The success of any charity challenge event relies on proper planning, promotion, and engagement with all relevant audiences. Clearly communicate the purpose of the event; where the funds will be utilised, and how it will make a positive impact to beneficiaries. Here are a few tips:
- Start planning well in advance to give yourself enough time for promotion and logistics. Create a detailed event timeline, budget, and identify potential challenges.
- Set specific objectives – Establish achievable and specific fundraising goals for your event. Having clear targets will motivate participants and donors to contribute.
- Engage your community – Leverage social media, email newsletters, and other platforms to engage your existing and potential donors. Share compelling case studies, images, and videos that highlight the impact of your fundraisers’ efforts.
- Utilise peer-to-peer fundraising – Encourage participants to invite their friends, family, and colleagues to support the cause either by donating or signing up for the event themselves.
- Consider offering incentives or rewards to participants, donors, and sponsors. It could be as simple as an acknowledgment on social media or website or providing small prizes for top fundraisers.
- Provide regular updates – Keep participants and donors informed about the progress of the event and how their contributions are making a difference. Transparency builds trust and encourages continued support.
- Express gratitude – Show genuine appreciation to all participants and donors. A simple thank-you message can go a long way in building relationships and encouraging future involvement.
- Incorporate storytelling – Share impactful stories of individuals who have benefited from past fundraising efforts. Emotional connections can inspire others to get involved and contribute.
- Follow up after the event – Don’t forget to follow up with participants and key donors and sponsors after the event. Share the final results and outcomes to celebrate their collective achievement.
Maximise fundraising income
And finally, a few top tips for your participants once you have them signed up to ensure they maximise their fundraising:
- Start your fundraising as soon as you can and give your supporters plenty of time to donate.
- Set up an online fundraising page with whichever giving platform you decide to use.
- Fundraisers with pictures or videos on their page raise more. A perfect excuse for a selfie!
- Writing a story on your fundraising page helps your supporters understand why you’re fundraising. Whether it’s a personal connection or support for the cause, a personal ask and heart-felt explanation can go a long way.
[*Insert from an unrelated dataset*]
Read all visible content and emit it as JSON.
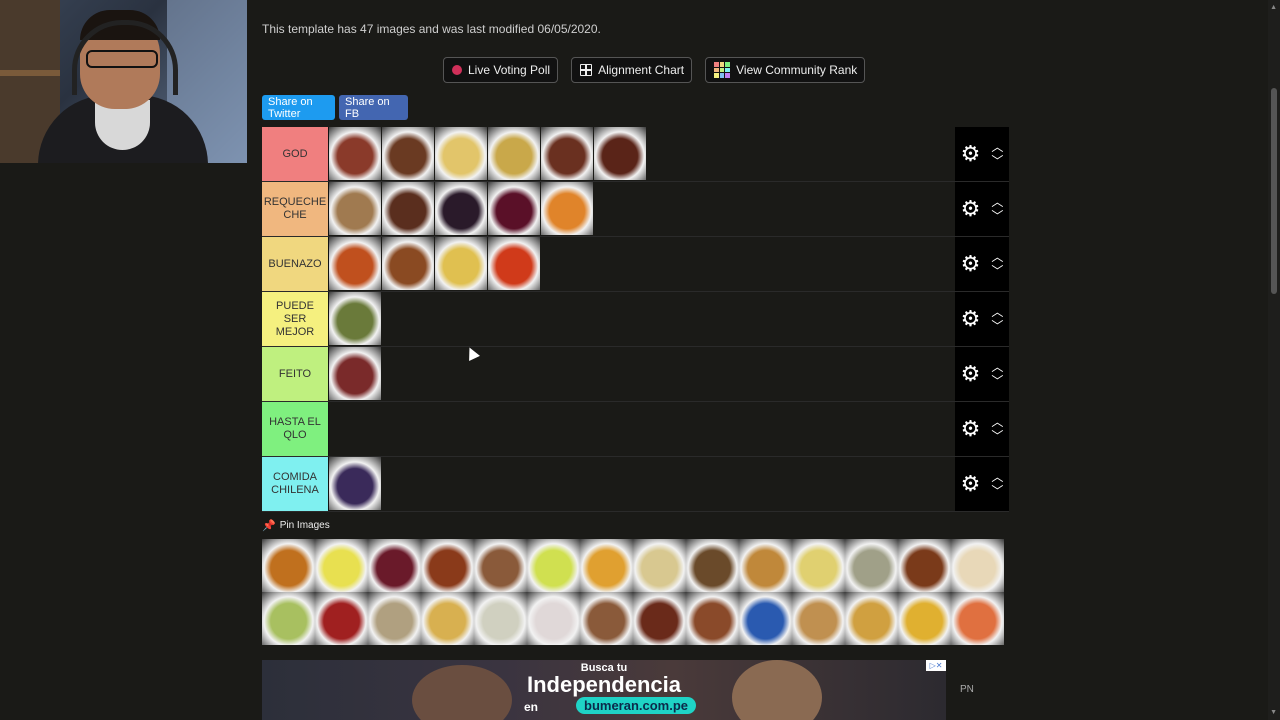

- Pages with a fundraising target raise more. Aim high and if you hit your target ahead of event day, don’t be afraid to increase it!
- You are doing something amazing, so don’t be afraid to use social media to spread the word about your challenge. Sharing your page on Facebook, Instagram, Twitter, and WhatsApp will help you raise more.
- Let supporters know how you are doing by updating your page often, they will enjoy following your progress.
- An obvious one, but a simple ‘Thank You’ goes a long way and lets your amazing supporters know that their donation is valued, no matter how big it is. Whether it’s in person, a text, or an online message, it can make a huge difference to your fundraising support both now, and in the future.
- People who donate to their own page to get it started raise a lot more!
- 20% of donations come in after the event, so when you’ve completed the challenge, make sure you post pictures on your fundraising page and share an update with potential donors. Seeing your achievements will help remind people to donate to the great cause you are supporting.
None of us can be in any doubt that these are testing times for charities and the events they provide for their supporters. But we fundraisers are a resilient bunch and with the right planning, dedication, sense of community and execution, there is no reason we can’t still put on successful, enjoyable, and impactful challenge events. Good luck out there!
Author – Ian Tate
Fundraising consultant, Benefact Group
Ian is an independent fundraising consultant and freelancer with over 30 years’ experience in the charity sector, representing a range of local and national charities.